“Politics is my fulltime profession”—Smriti Irani
Smriti Zubin Irani, the well-known TV actress, popularly known as Tulsi Virani, TV producer and the animated president of BJP Mahila Morcha, is essentially a professional trying a paradigm shift in women politics. In an interview with Sonia Chawla, she talks about her political odyssey. Excerpts:
You are a famous TV actress. What promoted you to join the politics?
My family has been a part of the politics from past two generations and I am the third generation, as my grandfather was a swayamsevak and my mother was an activist of the Jan Sangh but I am the first one in the family, who has dealt in electoral politics and organisational work. After looking at the kind of ideologies that two generations of my family have been associated with and the social impact their work had, I felt that change could happen. When you become the part of political system of the country, mere social work is not enough.

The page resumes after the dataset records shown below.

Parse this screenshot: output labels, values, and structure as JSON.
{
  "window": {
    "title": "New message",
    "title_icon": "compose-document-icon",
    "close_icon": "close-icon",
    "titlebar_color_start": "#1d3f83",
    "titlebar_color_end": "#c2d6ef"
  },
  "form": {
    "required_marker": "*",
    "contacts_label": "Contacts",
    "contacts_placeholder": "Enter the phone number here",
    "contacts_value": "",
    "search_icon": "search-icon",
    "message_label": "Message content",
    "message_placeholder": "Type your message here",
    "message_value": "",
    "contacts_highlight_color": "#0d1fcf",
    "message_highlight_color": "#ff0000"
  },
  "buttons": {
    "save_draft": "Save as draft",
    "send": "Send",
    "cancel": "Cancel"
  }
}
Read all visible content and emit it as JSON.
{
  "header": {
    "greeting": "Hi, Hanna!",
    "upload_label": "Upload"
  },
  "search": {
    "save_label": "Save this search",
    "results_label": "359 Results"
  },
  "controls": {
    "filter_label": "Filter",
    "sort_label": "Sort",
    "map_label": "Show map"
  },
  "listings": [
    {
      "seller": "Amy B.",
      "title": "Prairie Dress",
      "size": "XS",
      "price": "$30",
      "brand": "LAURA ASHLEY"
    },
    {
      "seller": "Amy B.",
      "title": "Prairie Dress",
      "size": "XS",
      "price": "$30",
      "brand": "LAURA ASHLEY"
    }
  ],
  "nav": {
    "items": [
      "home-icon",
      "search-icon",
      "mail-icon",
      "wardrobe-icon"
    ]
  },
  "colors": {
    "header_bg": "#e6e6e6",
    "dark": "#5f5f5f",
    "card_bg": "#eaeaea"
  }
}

Now-a-days, it has become a fashion that TV stars are coming in politics. Comment.
I think that one has to make a distinction between people, who have worked in the field of organisation and campaigning; the people who associate themselves with building the party and organisation; and people who are only seen in particular programmes. I feel our democracy gives everybody equal chances to participate in whatever measures and capacities, they want to participate. Today in politics, you have lawyers, teachers—in fact you have people from all professions, even the journalists are also joining the politics. I don’t know why only people from acting fraternity are singled out?
Is it true that after retirement from TV, many actors joined politics?
I have no idea but I am No.1 in television and still I am doing television and politics both.
Is politics your profession or part time?
Well, politics is my fulltime profession and acting is part time but that’s always been a case.
Being the president of BJP Mahila Morcha, what are your current plans and programmes?
Our basic focus is on empowering women by providing them an equal opportunity for education and employment. We initiate various health and education programmes and also the programmes that basically educate women about their constitutional legal rights. We also provide help to them financially in legal matters and I am proud to inform that we are the only organisation or the morcha in the entire political structure in the country which fought for the rights of women in the Army and managed to get permanent commission for women in the Army.
Today, don’t you think women are highly inclined to western culture as clearly witnessed in choice of their clothing, food, etc?
I don’t think so. I think that it’s a fallacy. I feel that this entire thought process that Indian women are westernising, stems from the little bit of ignorance about our country and culture. In my view modern Indian women know how to maintain balance with western way, which might educate them, help them empower, but their moorings are strongly rooted in their traditional ethos.
You are a well-known actress, who earned fame as Tulsi Virani in the television industry. Do you think that your role in BJP will get that much of prominence too?
I don’t like to insult the political system or the voter by trying to use the television image to gain any kind of political recognition. My organisation, BJP Mahila Morcha, has given me an opportunity to build the organistion and to serve the country. I don’t look any other parameter as a part of that.
You have achieved new milestone in TV industry. Do you feel it is equally possible in your avatar in political field?
I am the president of an organ of a national party, which is more prominent as I achieved this post only at the age of 34.